Jason de Caires Taylor's underwater sculptures literally come to life. In Grenada, West Indies, 26 life-sized figures await divers to view them in their underwater playground. The Vicissitudes were cast from children with diverse ethnic backgrounds. These underwater kids stand united in a circle, holding hands.
Over time, these artificial reefs attract coral growth which helps support a marine ecosystem. 40% of the coral reefs worldwide are already destroyed, increasing each day.
114 feet below the surface, the Vicissitudes seem to change, depending upon light and weather conditions, while their cerment finish and chemical composition actively encourage the establishment of coral and marine life.
The figures are in theh shape of children not by mere chance, but because children are highly adaptable and naturally progress, shaped by their environment and social interaction.

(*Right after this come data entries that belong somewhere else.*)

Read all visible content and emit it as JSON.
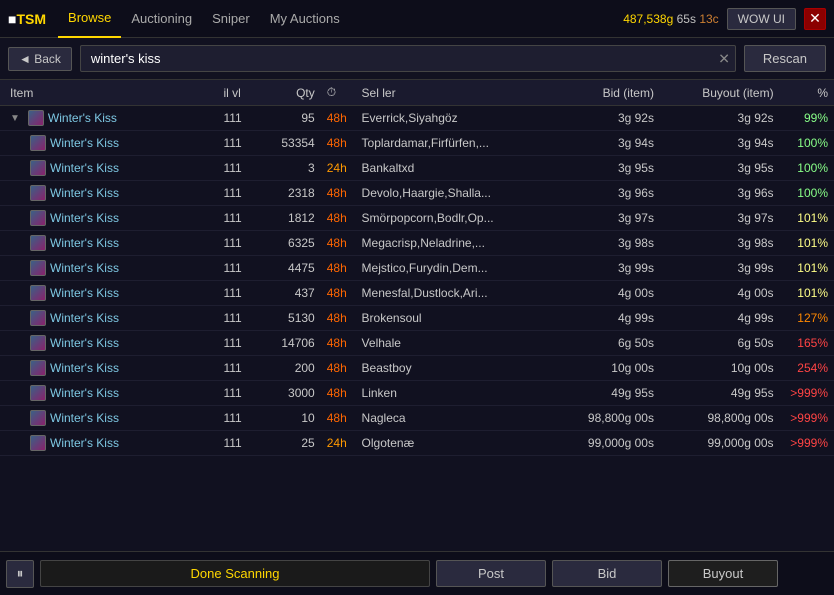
{
  "nav": {
    "logo_prefix": "■TSM",
    "logo_tsmpart": "TSM",
    "items": [
      {
        "label": "Browse",
        "active": true
      },
      {
        "label": "Auctioning",
        "active": false
      },
      {
        "label": "Sniper",
        "active": false
      },
      {
        "label": "My Auctions",
        "active": false
      }
    ],
    "gold": "487,538",
    "silver": "65s",
    "copper": "13c",
    "wow_ui_label": "WOW UI",
    "close_icon": "✕"
  },
  "search": {
    "back_label": "◄ Back",
    "value": "winter's kiss",
    "clear_icon": "✕",
    "rescan_label": "Rescan"
  },
  "table": {
    "columns": [
      {
        "key": "item",
        "label": "Item"
      },
      {
        "key": "ilvl",
        "label": "il vl"
      },
      {
        "key": "qty",
        "label": "Qty"
      },
      {
        "key": "time",
        "label": "⏱"
      },
      {
        "key": "seller",
        "label": "Sel ler"
      },
      {
        "key": "bid",
        "label": "Bid (item)"
      },
      {
        "key": "buyout",
        "label": "Buyout (item)"
      },
      {
        "key": "pct",
        "label": "%"
      }
    ],
    "rows": [
      {
        "item": "Winter's Kiss",
        "expanded": true,
        "ilvl": "111",
        "qty": "95",
        "time": "48h",
        "seller": "Everrick,Siyahgöz",
        "bid": "3g 92s",
        "buyout": "3g 92s",
        "pct": "99%",
        "pct_class": "pct-99",
        "time_class": "time-warn"
      },
      {
        "item": "Winter's Kiss",
        "expanded": false,
        "ilvl": "111",
        "qty": "53354",
        "time": "48h",
        "seller": "Toplardamar,Firfürfen,...",
        "bid": "3g 94s",
        "buyout": "3g 94s",
        "pct": "100%",
        "pct_class": "pct-100",
        "time_class": "time-warn"
      },
      {
        "item": "Winter's Kiss",
        "expanded": false,
        "ilvl": "111",
        "qty": "3",
        "time": "24h",
        "seller": "Bankaltxd",
        "bid": "3g 95s",
        "buyout": "3g 95s",
        "pct": "100%",
        "pct_class": "pct-100",
        "time_class": "time-24h"
      },
      {
        "item": "Winter's Kiss",
        "expanded": false,
        "ilvl": "111",
        "qty": "2318",
        "time": "48h",
        "seller": "Devolo,Haargie,Shalla...",
        "bid": "3g 96s",
        "buyout": "3g 96s",
        "pct": "100%",
        "pct_class": "pct-100",
        "time_class": "time-warn"
      },
      {
        "item": "Winter's Kiss",
        "expanded": false,
        "ilvl": "111",
        "qty": "1812",
        "time": "48h",
        "seller": "Smörpopcorn,Bodlr,Op...",
        "bid": "3g 97s",
        "buyout": "3g 97s",
        "pct": "101%",
        "pct_class": "pct-101",
        "time_class": "time-warn"
      },
      {
        "item": "Winter's Kiss",
        "expanded": false,
        "ilvl": "111",
        "qty": "6325",
        "time": "48h",
        "seller": "Megacrisp,Neladrine,...",
        "bid": "3g 98s",
        "buyout": "3g 98s",
        "pct": "101%",
        "pct_class": "pct-101",
        "time_class": "time-warn"
      },
      {
        "item": "Winter's Kiss",
        "expanded": false,
        "ilvl": "111",
        "qty": "4475",
        "time": "48h",
        "seller": "Mejstico,Furydin,Dem...",
        "bid": "3g 99s",
        "buyout": "3g 99s",
        "pct": "101%",
        "pct_class": "pct-101",
        "time_class": "time-warn"
      },
      {
        "item": "Winter's Kiss",
        "expanded": false,
        "ilvl": "111",
        "qty": "437",
        "time": "48h",
        "seller": "Menesfal,Dustlock,Ari...",
        "bid": "4g 00s",
        "buyout": "4g 00s",
        "pct": "101%",
        "pct_class": "pct-101",
        "time_class": "time-warn"
      },
      {
        "item": "Winter's Kiss",
        "expanded": false,
        "ilvl": "111",
        "qty": "5130",
        "time": "48h",
        "seller": "Brokensoul",
        "bid": "4g 99s",
        "buyout": "4g 99s",
        "pct": "127%",
        "pct_class": "pct-127",
        "time_class": "time-warn"
      },
      {
        "item": "Winter's Kiss",
        "expanded": false,
        "ilvl": "111",
        "qty": "14706",
        "time": "48h",
        "seller": "Velhale",
        "bid": "6g 50s",
        "buyout": "6g 50s",
        "pct": "165%",
        "pct_class": "pct-165",
        "time_class": "time-warn"
      },
      {
        "item": "Winter's Kiss",
        "expanded": false,
        "ilvl": "111",
        "qty": "200",
        "time": "48h",
        "seller": "Beastboy",
        "bid": "10g 00s",
        "buyout": "10g 00s",
        "pct": "254%",
        "pct_class": "pct-254",
        "time_class": "time-warn"
      },
      {
        "item": "Winter's Kiss",
        "expanded": false,
        "ilvl": "111",
        "qty": "3000",
        "time": "48h",
        "seller": "Linken",
        "bid": "49g 95s",
        "buyout": "49g 95s",
        "pct": ">999%",
        "pct_class": "pct-999",
        "time_class": "time-warn"
      },
      {
        "item": "Winter's Kiss",
        "expanded": false,
        "ilvl": "111",
        "qty": "10",
        "time": "48h",
        "seller": "Nagleca",
        "bid": "98,800g 00s",
        "buyout": "98,800g 00s",
        "pct": ">999%",
        "pct_class": "pct-999",
        "time_class": "time-warn"
      },
      {
        "item": "Winter's Kiss",
        "expanded": false,
        "ilvl": "111",
        "qty": "25",
        "time": "24h",
        "seller": "Olgotenæ",
        "bid": "99,000g 00s",
        "buyout": "99,000g 00s",
        "pct": ">999%",
        "pct_class": "pct-999",
        "time_class": "time-24h"
      }
    ]
  },
  "bottom": {
    "play_pause_icon": "⏸",
    "status_label": "Done Scanning",
    "post_label": "Post",
    "bid_label": "Bid",
    "buyout_label": "Buyout"
  }
}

Children are hope of he future, and may create a sustainable and well managed environment for their future generations.
Taylor's works include more than 65 underwater sculptures that are spread around the world in various areas. A new project near Cancun will have more than 400 new sculptures.